Based on these findings, we can conclude that using weather normalization to evaluate reductions from a baseline is appropriate, and focusing strictly on an intensity measure linked to manufacturing activity would not be robust. Though total labor hours (manufacturing plus office workers) showed a stronger correlation to energy consumption, it was still quite low (r^2 of 0.2162), suggesting that neither has a strong linear relationship to consumption, and therefore would not work well as the denominator in a single-variate intensity metric.
Energy reductions despite increased production
Figure 2 shows a comparison of various schemes for percent reduction calculations from the baseline years (2013–2016). In all schemes, the facility shows an improvement from the baseline, though the value ranges from 20.47% to 32.37%. Using square footage as the denominator in an intensity metric provides limited value when comparing performance to a historical baseline for a specific building, unless the building's size is variable. In the Legrand case, the size has not changed, and therefore the percent reduction calculation has the same outcome of 20.47% when using either a square footage-based intensity value or straight consumption.
Without performing advanced multivariate regression analysis and having a boarder set of independent variables to work with than labor hours and facility size, we have limited ability to develop a more robust analysis of how much energy consumption has been reduced at the facility.
We can feel confident in the following conclusions:
- The facility has reduced source energy, and the resulting emissions, while increasing facility utilization (Figure 3 shows an increase in labor hours over time). Decoupling carbon from economic productivity is an important achievement for any manufacturing enterprise.
- The percent improvement from the facility’s historical baseline is at least 20% based on source energy, though we do not have the data necessary to develop alternative intensity metrics that may show a larger improvement.
- These data limitations also make accurate comparative evaluations of energy performance between buildings very complex and often unrealistic. It is for this reason that Energy Star does not offer 1–100 ratings for facilities like Legrand’s.
- Legrand deployed energy efficiency and emission reductions solutions that met their objectives and were validated by external frameworks and programs such as LEED, but the specific solutions and approaches were primarily driven by their corporate sustainability commitments and business objectives. The fuel cell, in particular, delivered on the project objectives of reduced energy cost, reduced emissions, and increased reliability and resiliency, but is not the type of strategy that is readily promoted or easily accounted for in the context of the LEED framework.
Uncovering new opportunities
We also see the following opportunities for the green building, GHG accounting, and CSR industries
- Developing guidelines for the treatment of distributed electricity generation, including net-metering and surplus production sold to another consumer, in greenhouse gas accounting and evaluation of building performance

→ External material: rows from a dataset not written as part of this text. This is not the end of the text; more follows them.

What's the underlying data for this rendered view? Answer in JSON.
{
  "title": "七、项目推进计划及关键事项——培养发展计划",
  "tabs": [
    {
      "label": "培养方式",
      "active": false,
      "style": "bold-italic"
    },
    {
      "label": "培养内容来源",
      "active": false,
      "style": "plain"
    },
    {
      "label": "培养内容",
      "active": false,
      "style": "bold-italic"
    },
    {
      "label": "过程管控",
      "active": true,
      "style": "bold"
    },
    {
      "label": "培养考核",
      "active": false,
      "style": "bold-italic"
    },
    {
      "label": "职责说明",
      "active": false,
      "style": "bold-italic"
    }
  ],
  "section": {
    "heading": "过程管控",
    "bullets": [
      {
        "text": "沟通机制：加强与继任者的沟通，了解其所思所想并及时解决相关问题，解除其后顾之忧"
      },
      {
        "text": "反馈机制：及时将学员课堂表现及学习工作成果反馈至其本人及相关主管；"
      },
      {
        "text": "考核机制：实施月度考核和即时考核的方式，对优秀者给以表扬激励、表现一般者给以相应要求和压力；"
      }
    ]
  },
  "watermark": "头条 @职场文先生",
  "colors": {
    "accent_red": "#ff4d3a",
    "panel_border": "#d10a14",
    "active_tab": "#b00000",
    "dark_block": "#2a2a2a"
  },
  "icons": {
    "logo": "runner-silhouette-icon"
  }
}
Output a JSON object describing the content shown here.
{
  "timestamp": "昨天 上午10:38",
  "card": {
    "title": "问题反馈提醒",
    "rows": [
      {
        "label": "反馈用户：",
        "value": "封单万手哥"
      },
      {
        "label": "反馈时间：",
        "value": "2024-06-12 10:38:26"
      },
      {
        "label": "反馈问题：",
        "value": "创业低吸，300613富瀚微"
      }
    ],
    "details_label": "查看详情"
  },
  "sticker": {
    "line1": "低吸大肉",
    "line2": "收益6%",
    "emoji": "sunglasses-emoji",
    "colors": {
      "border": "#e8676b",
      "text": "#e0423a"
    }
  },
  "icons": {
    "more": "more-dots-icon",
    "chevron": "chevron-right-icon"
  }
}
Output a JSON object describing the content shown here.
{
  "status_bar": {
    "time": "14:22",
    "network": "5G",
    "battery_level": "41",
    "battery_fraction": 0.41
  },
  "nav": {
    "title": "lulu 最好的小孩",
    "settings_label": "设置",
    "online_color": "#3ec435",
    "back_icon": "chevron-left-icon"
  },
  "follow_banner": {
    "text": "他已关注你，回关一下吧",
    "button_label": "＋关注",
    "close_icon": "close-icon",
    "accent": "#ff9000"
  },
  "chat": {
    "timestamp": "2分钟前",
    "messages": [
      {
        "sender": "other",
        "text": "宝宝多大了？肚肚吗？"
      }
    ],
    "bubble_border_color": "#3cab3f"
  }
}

- Connecting with leading-edge research around the emissions factors associated with new technologies for electricity generation, and adjusting standards to incentivize the adoption of technologies that reduce overall emissions
- Reconciling the disconnects between how different protocols and benchmarking tools establish boundary conditions
- Embracing frameworks and metrics that nudge users toward taking action and creating additional benefits, rather than solely rewarding comparative performance or long-past investments